Scottish National Dictionary (1700–)
DREE, v.2, n.2 A curtailed form of Dreid, q.v.
1. v. To suspect; fear (Ags. 1949 (per Abd.27)).
Sc. 1874 W. Allan Hamespun Lilts 334:
I dree my Jamie's on the muir an' fechtin' wi' the snaw. Ags. 1932 J. M. Barrie Julie Logan 43:
“I hope I shall not fail them,” I said loftily. Nevertheless I dreed what was coming. Per. 1895 R. Ford Tayside Songs 29:
He's crabbit an' croose, but I'd redd him tak' tent, For in quarters he little may dree, There's a plot to get Mammon set up in his shoon. Kcb. 1826 J. Hannah Rhymes (1854) 36:
He sairly dreed some sad mishap. s.Sc. 1835–40 J. M. Wilson (ed.) Tales of the Borders (1857–59) XIV. 18:
Little did he dree what a dear parliament the ane that he then spoke o' was to be to him.
2. n. In derivs. dreefu', -some, adj., dreadful, fearsome.
Clc. 1850 J. Crawford Doric Lays 9:
An' like the wull-cat's dreesome din, The lum gi'ed mony a yell. Lnk. 1880 P. M'Arthur Amusements 138:

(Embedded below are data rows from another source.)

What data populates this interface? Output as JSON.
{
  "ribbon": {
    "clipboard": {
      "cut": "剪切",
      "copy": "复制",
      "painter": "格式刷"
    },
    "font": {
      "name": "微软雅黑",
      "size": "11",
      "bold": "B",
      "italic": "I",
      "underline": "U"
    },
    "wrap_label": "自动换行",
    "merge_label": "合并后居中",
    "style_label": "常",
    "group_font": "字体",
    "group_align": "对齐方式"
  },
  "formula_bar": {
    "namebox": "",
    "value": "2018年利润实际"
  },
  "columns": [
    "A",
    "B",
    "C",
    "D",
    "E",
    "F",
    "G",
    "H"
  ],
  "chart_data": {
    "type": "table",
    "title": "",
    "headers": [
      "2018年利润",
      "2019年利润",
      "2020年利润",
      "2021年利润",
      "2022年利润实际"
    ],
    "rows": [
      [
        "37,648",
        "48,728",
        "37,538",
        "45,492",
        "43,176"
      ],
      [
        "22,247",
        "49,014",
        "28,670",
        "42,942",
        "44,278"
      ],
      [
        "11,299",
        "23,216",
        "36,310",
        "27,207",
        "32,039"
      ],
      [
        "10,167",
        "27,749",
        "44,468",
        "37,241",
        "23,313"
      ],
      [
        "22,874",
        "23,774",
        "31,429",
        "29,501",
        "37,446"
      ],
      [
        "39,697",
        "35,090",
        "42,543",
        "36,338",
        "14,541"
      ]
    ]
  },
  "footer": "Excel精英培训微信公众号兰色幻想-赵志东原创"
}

In dreesome cleughs, hid from men's sight, Through a' the lang an' darksome night. Wgt. 1912 A.O.W.B. Fables frae French 60:
But three days aifter, blin' an' thochtless baith, Baukie ance mair gat into dreefu' scaith.
You may wish to vary the format shown below depending on the citation style used.
"Dree v.2, n.2". Dictionary of the Scots Language. 2004. Scottish Language Dictionaries Ltd. Accessed 16 Dec 2017 <http://www.dsl.ac.uk/entry/snd/dree_v2_n2>
Try an Advanced Search